Where a line below includes the word "한정특가", copy that line.
=== Data records ===
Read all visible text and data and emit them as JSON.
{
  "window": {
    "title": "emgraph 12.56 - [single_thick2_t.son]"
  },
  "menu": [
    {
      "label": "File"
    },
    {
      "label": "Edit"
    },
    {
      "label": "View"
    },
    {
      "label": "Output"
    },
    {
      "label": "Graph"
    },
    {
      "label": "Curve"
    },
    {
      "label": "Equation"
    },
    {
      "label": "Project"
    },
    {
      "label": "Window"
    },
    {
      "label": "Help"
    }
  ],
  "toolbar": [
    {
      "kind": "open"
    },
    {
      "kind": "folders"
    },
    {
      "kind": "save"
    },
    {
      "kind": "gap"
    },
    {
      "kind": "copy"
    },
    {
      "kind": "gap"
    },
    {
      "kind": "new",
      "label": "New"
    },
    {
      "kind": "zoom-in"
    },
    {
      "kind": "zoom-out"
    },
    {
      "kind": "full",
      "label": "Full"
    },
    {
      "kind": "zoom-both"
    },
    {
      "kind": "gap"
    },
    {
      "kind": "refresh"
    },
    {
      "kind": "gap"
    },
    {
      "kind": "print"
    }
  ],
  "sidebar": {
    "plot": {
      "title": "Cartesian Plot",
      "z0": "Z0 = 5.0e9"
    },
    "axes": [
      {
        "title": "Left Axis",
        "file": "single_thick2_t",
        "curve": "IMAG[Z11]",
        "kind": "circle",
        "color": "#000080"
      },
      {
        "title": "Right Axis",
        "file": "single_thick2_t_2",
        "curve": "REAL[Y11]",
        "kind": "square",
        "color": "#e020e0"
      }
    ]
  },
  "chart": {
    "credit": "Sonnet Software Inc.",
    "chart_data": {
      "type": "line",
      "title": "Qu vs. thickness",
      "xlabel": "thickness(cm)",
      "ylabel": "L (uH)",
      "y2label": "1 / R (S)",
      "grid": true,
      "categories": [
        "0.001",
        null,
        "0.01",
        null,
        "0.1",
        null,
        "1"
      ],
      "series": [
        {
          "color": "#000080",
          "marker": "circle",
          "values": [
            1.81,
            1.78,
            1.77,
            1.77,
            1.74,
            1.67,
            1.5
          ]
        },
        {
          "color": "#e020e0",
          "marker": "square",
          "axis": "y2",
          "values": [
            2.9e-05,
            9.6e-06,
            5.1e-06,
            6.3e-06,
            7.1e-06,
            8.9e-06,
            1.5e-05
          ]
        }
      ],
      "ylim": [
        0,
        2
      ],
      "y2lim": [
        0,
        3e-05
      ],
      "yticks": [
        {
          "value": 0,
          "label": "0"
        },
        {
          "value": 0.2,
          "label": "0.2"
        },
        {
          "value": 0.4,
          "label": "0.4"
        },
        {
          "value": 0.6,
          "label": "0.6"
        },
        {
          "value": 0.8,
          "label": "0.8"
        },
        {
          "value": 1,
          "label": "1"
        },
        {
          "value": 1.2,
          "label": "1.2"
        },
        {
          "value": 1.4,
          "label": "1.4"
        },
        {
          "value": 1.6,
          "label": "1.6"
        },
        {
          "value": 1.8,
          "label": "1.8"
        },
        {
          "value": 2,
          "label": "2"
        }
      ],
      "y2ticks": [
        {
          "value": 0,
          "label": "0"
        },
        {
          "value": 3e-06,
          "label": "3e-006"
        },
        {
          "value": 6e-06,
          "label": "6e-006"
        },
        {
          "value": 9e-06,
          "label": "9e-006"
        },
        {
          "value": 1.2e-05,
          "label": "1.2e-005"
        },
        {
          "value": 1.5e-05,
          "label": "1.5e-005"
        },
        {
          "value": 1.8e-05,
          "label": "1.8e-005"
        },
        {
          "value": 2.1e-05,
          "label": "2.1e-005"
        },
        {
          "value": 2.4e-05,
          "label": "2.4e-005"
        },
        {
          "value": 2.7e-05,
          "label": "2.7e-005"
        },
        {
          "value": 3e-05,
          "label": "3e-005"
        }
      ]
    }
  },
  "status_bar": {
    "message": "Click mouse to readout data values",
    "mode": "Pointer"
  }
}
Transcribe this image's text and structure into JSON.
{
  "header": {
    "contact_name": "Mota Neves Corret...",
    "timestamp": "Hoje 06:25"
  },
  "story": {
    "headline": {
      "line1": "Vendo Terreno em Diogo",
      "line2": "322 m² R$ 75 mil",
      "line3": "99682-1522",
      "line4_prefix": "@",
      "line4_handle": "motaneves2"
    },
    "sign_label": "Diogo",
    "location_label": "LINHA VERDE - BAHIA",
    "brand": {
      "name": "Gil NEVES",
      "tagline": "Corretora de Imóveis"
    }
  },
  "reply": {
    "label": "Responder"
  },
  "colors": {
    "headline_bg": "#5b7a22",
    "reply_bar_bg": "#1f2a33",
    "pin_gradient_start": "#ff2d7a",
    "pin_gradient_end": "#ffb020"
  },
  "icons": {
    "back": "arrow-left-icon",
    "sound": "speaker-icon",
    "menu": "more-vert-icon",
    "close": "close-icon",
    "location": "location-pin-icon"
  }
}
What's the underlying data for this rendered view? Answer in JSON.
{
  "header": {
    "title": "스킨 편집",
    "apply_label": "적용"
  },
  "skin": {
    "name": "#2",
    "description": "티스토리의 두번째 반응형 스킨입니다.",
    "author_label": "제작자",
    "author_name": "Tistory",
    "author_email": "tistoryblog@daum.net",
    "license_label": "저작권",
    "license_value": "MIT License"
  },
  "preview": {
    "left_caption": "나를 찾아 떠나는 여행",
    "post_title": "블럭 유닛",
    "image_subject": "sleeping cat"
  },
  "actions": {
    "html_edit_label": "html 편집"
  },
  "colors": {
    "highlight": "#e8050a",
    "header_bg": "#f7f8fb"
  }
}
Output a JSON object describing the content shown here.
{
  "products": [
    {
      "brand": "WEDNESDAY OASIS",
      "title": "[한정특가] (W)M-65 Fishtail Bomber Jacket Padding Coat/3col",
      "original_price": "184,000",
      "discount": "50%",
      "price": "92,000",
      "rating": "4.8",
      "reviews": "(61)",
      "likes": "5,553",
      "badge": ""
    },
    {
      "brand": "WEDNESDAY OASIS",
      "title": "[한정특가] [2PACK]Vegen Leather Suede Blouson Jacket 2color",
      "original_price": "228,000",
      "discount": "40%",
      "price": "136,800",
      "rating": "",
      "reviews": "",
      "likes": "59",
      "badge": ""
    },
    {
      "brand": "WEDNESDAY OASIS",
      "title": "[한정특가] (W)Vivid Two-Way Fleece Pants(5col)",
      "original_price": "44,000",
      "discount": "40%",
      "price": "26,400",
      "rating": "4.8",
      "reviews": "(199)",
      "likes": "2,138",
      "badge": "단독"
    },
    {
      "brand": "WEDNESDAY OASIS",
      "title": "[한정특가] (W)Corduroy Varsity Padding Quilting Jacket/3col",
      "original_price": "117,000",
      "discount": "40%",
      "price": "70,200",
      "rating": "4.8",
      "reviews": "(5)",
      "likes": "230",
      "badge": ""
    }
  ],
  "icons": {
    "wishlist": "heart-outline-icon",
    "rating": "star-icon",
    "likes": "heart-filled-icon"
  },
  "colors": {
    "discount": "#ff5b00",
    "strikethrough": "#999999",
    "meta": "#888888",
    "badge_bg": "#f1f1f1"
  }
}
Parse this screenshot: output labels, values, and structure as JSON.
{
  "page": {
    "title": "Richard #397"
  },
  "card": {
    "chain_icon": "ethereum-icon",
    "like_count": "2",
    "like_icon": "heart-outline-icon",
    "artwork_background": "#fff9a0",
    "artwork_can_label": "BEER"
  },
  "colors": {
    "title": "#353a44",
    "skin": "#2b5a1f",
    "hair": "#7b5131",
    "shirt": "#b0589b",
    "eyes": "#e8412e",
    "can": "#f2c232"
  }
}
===
## Response to this task
      "title": "[한정특가] (W)M-65 Fishtail Bomber Jacket Padding Coat/3col",
      "title": "[한정특가] [2PACK]Vegen Leather Suede Blouson Jacket 2color",
      "title": "[한정특가] (W)Vivid Two-Way Fleece Pants(5col)",
      "title": "[한정특가] (W)Corduroy Varsity Padding Quilting Jacket/3col",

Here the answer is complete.